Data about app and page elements

---

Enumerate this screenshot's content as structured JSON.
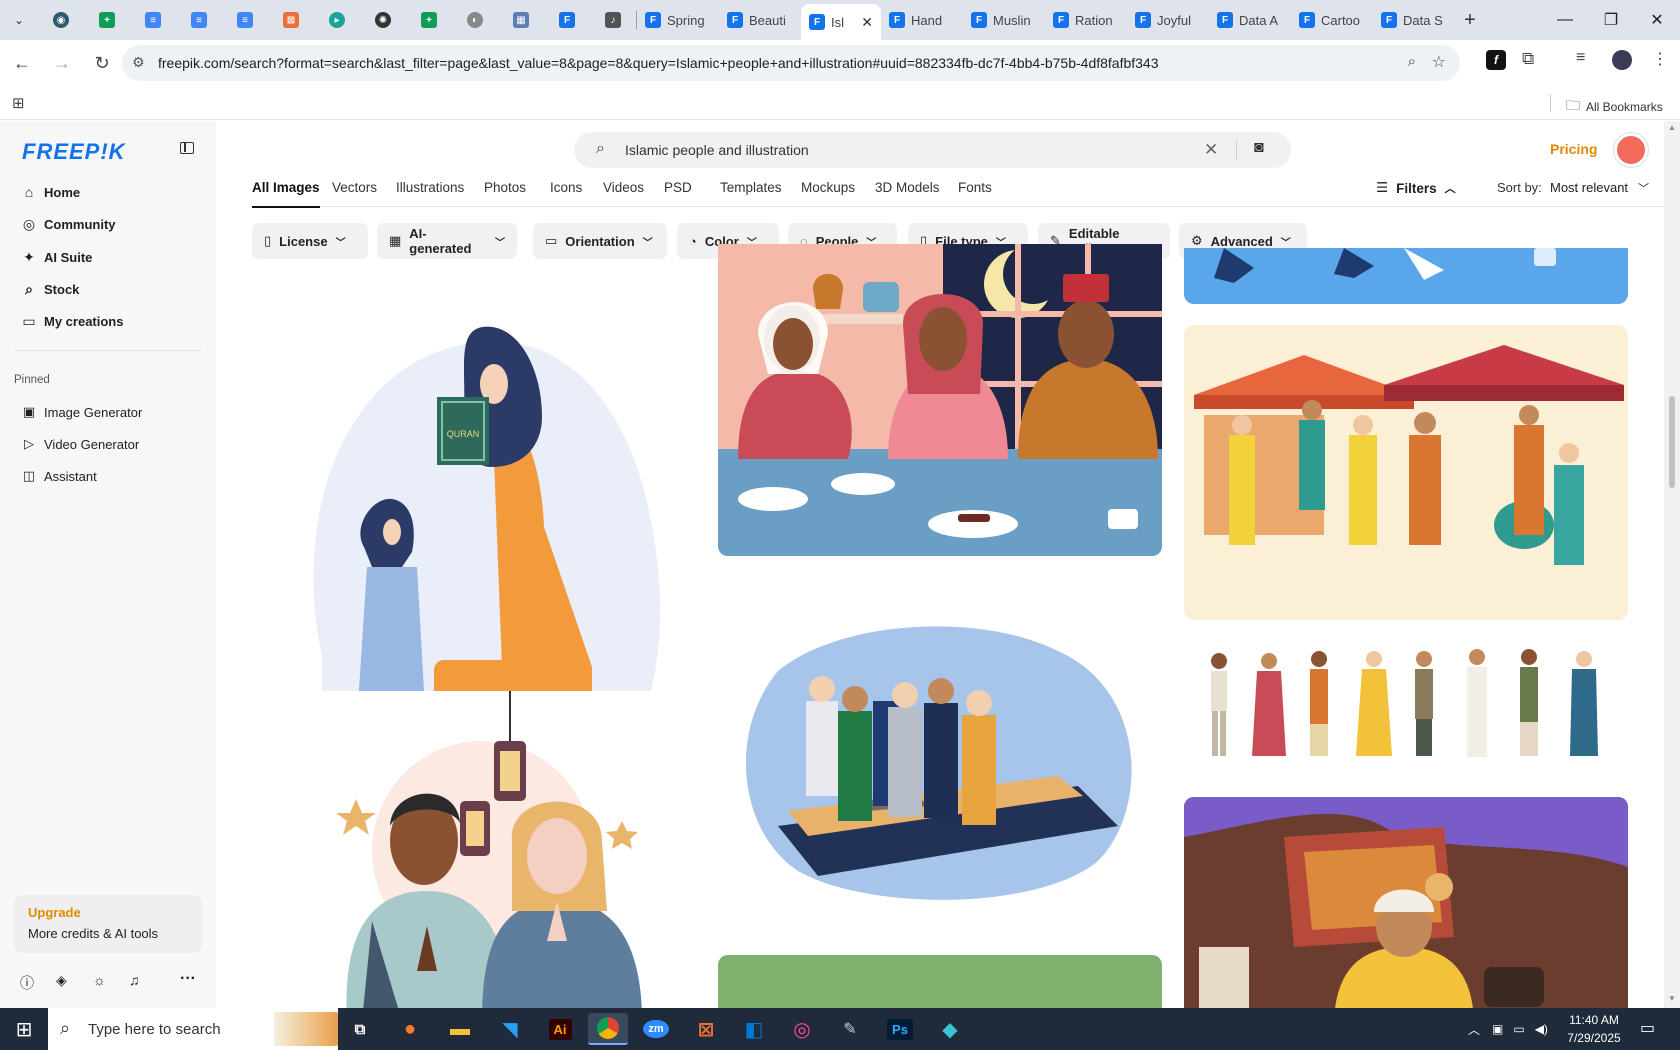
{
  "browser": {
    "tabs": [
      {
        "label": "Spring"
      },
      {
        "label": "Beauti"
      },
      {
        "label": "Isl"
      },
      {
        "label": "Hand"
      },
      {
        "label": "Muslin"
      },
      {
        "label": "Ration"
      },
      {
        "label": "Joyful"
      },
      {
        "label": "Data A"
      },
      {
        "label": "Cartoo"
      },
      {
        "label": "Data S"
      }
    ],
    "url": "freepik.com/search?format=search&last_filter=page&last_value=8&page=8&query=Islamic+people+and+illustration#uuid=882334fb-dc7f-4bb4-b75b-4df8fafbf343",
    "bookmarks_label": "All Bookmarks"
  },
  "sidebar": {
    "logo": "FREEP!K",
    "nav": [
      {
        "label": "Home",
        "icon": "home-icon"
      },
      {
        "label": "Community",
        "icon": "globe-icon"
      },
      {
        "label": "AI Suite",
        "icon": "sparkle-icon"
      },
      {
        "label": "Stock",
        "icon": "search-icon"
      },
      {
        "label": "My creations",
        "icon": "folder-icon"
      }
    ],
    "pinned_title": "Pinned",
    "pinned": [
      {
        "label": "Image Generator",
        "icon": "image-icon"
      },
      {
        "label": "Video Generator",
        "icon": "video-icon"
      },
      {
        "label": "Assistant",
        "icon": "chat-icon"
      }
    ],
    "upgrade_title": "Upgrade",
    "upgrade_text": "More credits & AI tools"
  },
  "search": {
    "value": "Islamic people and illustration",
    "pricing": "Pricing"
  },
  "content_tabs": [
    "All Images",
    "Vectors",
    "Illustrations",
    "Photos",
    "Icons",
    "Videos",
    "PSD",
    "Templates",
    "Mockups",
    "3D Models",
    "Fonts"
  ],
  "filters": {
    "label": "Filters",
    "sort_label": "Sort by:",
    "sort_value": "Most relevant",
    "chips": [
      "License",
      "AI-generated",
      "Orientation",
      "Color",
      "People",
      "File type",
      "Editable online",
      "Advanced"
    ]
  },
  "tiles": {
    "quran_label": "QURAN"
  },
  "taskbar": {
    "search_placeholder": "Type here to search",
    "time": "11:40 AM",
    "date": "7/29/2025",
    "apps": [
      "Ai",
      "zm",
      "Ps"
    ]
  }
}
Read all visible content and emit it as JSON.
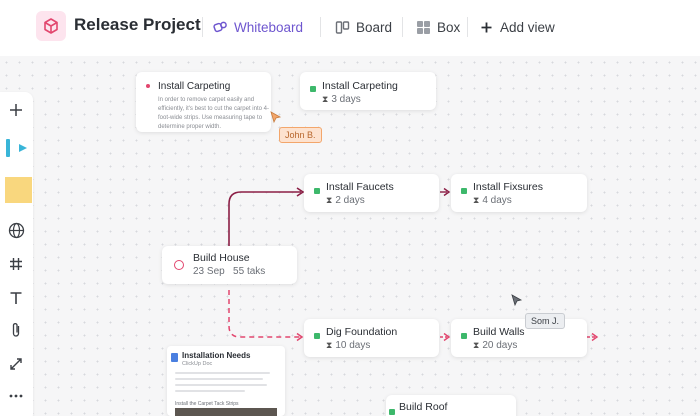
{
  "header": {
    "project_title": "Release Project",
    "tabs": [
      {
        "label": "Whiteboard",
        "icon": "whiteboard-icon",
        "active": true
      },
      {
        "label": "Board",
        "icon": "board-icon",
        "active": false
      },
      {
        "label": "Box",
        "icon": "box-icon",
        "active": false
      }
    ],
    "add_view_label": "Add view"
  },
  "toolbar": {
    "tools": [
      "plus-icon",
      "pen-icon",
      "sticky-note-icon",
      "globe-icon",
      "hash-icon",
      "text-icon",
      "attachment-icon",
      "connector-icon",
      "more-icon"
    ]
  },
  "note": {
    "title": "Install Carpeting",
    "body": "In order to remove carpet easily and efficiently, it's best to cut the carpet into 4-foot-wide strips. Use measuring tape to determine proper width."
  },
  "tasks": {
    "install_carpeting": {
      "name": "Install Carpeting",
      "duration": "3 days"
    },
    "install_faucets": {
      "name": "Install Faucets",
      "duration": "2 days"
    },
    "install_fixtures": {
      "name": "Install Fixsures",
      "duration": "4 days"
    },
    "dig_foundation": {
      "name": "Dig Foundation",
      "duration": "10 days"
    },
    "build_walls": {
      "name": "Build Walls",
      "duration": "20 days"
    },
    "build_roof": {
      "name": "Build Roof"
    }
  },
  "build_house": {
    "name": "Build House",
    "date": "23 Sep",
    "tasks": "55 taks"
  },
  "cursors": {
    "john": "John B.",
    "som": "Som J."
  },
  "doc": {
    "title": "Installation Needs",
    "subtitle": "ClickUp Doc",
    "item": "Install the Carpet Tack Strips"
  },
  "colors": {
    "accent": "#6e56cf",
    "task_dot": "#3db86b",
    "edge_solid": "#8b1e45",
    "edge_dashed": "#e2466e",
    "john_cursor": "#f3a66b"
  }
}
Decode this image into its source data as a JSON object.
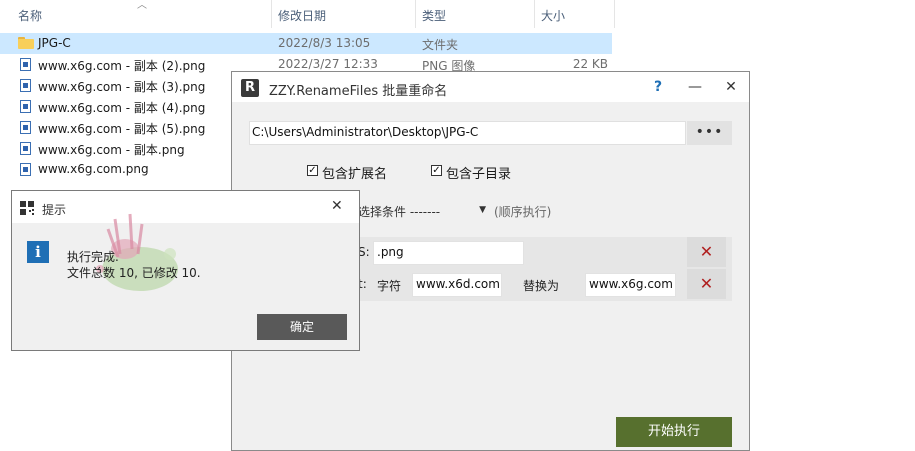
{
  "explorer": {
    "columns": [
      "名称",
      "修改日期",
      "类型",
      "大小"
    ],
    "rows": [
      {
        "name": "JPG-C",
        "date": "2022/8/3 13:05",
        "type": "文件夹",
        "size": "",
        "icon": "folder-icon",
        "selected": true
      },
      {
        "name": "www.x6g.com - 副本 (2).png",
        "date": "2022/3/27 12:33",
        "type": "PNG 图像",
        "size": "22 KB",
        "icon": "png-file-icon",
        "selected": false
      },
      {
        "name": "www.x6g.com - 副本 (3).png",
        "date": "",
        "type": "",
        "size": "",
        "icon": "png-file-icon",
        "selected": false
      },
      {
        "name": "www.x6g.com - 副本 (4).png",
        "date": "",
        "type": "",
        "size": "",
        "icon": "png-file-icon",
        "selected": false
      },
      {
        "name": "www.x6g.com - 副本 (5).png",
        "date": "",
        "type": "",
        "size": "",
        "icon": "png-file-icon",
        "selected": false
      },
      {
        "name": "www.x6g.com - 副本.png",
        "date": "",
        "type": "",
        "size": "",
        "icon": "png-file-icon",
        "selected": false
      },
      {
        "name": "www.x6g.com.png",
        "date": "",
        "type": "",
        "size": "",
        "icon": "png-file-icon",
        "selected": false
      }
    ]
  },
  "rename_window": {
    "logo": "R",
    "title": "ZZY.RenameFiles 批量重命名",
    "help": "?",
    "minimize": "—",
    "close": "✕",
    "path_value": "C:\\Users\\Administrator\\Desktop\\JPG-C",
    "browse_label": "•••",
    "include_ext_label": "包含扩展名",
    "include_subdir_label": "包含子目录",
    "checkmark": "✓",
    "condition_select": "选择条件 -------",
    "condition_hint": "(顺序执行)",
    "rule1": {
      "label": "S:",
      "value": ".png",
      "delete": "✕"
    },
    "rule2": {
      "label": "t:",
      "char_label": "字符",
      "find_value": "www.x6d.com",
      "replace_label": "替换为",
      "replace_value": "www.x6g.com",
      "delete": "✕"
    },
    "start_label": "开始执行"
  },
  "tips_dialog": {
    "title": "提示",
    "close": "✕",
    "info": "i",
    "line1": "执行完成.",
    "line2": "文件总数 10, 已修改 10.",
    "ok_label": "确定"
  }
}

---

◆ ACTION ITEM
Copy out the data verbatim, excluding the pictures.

◆ SOLUTION FOR THIS TASK
Enumerate this screenshot's content as structured JSON.
{
  "browser": {
    "tabs": [
      {
        "label": "Spring"
      },
      {
        "label": "Beauti"
      },
      {
        "label": "Isl"
      },
      {
        "label": "Hand"
      },
      {
        "label": "Muslin"
      },
      {
        "label": "Ration"
      },
      {
        "label": "Joyful"
      },
      {
        "label": "Data A"
      },
      {
        "label": "Cartoo"
      },
      {
        "label": "Data S"
      }
    ],
    "url": "freepik.com/search?format=search&last_filter=page&last_value=8&page=8&query=Islamic+people+and+illustration#uuid=882334fb-dc7f-4bb4-b75b-4df8fafbf343",
    "bookmarks_label": "All Bookmarks"
  },
  "sidebar": {
    "logo": "FREEP!K",
    "nav": [
      {
        "label": "Home",
        "icon": "home-icon"
      },
      {
        "label": "Community",
        "icon": "globe-icon"
      },
      {
        "label": "AI Suite",
        "icon": "sparkle-icon"
      },
      {
        "label": "Stock",
        "icon": "search-icon"
      },
      {
        "label": "My creations",
        "icon": "folder-icon"
      }
    ],
    "pinned_title": "Pinned",
    "pinned": [
      {
        "label": "Image Generator",
        "icon": "image-icon"
      },
      {
        "label": "Video Generator",
        "icon": "video-icon"
      },
      {
        "label": "Assistant",
        "icon": "chat-icon"
      }
    ],
    "upgrade_title": "Upgrade",
    "upgrade_text": "More credits & AI tools"
  },
  "search": {
    "value": "Islamic people and illustration",
    "pricing": "Pricing"
  },
  "content_tabs": [
    "All Images",
    "Vectors",
    "Illustrations",
    "Photos",
    "Icons",
    "Videos",
    "PSD",
    "Templates",
    "Mockups",
    "3D Models",
    "Fonts"
  ],
  "filters": {
    "label": "Filters",
    "sort_label": "Sort by:",
    "sort_value": "Most relevant",
    "chips": [
      "License",
      "AI-generated",
      "Orientation",
      "Color",
      "People",
      "File type",
      "Editable online",
      "Advanced"
    ]
  },
  "tiles": {
    "quran_label": "QURAN"
  },
  "taskbar": {
    "search_placeholder": "Type here to search",
    "time": "11:40 AM",
    "date": "7/29/2025",
    "apps": [
      "Ai",
      "zm",
      "Ps"
    ]
  }
}
Read all visible content and emit it as JSON.
{
  "header": {
    "project_title": "Release Project",
    "tabs": [
      {
        "label": "Whiteboard",
        "icon": "whiteboard-icon",
        "active": true
      },
      {
        "label": "Board",
        "icon": "board-icon",
        "active": false
      },
      {
        "label": "Box",
        "icon": "box-icon",
        "active": false
      }
    ],
    "add_view_label": "Add view"
  },
  "toolbar": {
    "tools": [
      "plus-icon",
      "pen-icon",
      "sticky-note-icon",
      "globe-icon",
      "hash-icon",
      "text-icon",
      "attachment-icon",
      "connector-icon",
      "more-icon"
    ]
  },
  "note": {
    "title": "Install Carpeting",
    "body": "In order to remove carpet easily and efficiently, it's best to cut the carpet into 4-foot-wide strips. Use measuring tape to determine proper width."
  },
  "tasks": {
    "install_carpeting": {
      "name": "Install Carpeting",
      "duration": "3 days"
    },
    "install_faucets": {
      "name": "Install Faucets",
      "duration": "2 days"
    },
    "install_fixtures": {
      "name": "Install Fixsures",
      "duration": "4 days"
    },
    "dig_foundation": {
      "name": "Dig Foundation",
      "duration": "10 days"
    },
    "build_walls": {
      "name": "Build Walls",
      "duration": "20 days"
    },
    "build_roof": {
      "name": "Build Roof"
    }
  },
  "build_house": {
    "name": "Build House",
    "date": "23 Sep",
    "tasks": "55 taks"
  },
  "cursors": {
    "john": "John B.",
    "som": "Som J."
  },
  "doc": {
    "title": "Installation Needs",
    "subtitle": "ClickUp Doc",
    "item": "Install the Carpet Tack Strips"
  },
  "colors": {
    "accent": "#6e56cf",
    "task_dot": "#3db86b",
    "edge_solid": "#8b1e45",
    "edge_dashed": "#e2466e",
    "john_cursor": "#f3a66b"
  }
}
Decode this image into its source data as a JSON object.
{
  "explorer": {
    "columns": [
      "名称",
      "修改日期",
      "类型",
      "大小"
    ],
    "rows": [
      {
        "name": "JPG-C",
        "date": "2022/8/3 13:05",
        "type": "文件夹",
        "size": "",
        "icon": "folder-icon",
        "selected": true
      },
      {
        "name": "www.x6g.com - 副本 (2).png",
        "date": "2022/3/27 12:33",
        "type": "PNG 图像",
        "size": "22 KB",
        "icon": "png-file-icon",
        "selected": false
      },
      {
        "name": "www.x6g.com - 副本 (3).png",
        "date": "",
        "type": "",
        "size": "",
        "icon": "png-file-icon",
        "selected": false
      },
      {
        "name": "www.x6g.com - 副本 (4).png",
        "date": "",
        "type": "",
        "size": "",
        "icon": "png-file-icon",
        "selected": false
      },
      {
        "name": "www.x6g.com - 副本 (5).png",
        "date": "",
        "type": "",
        "size": "",
        "icon": "png-file-icon",
        "selected": false
      },
      {
        "name": "www.x6g.com - 副本.png",
        "date": "",
        "type": "",
        "size": "",
        "icon": "png-file-icon",
        "selected": false
      },
      {
        "name": "www.x6g.com.png",
        "date": "",
        "type": "",
        "size": "",
        "icon": "png-file-icon",
        "selected": false
      }
    ]
  },
  "rename_window": {
    "logo": "R",
    "title": "ZZY.RenameFiles 批量重命名",
    "help": "?",
    "minimize": "—",
    "close": "✕",
    "path_value": "C:\\Users\\Administrator\\Desktop\\JPG-C",
    "browse_label": "•••",
    "include_ext_label": "包含扩展名",
    "include_subdir_label": "包含子目录",
    "checkmark": "✓",
    "condition_select": "选择条件 -------",
    "condition_hint": "(顺序执行)",
    "rule1": {
      "label": "S:",
      "value": ".png",
      "delete": "✕"
    },
    "rule2": {
      "label": "t:",
      "char_label": "字符",
      "find_value": "www.x6d.com",
      "replace_label": "替换为",
      "replace_value": "www.x6g.com",
      "delete": "✕"
    },
    "start_label": "开始执行"
  },
  "tips_dialog": {
    "title": "提示",
    "close": "✕",
    "info": "i",
    "line1": "执行完成.",
    "line2": "文件总数 10, 已修改 10.",
    "ok_label": "确定"
  }
}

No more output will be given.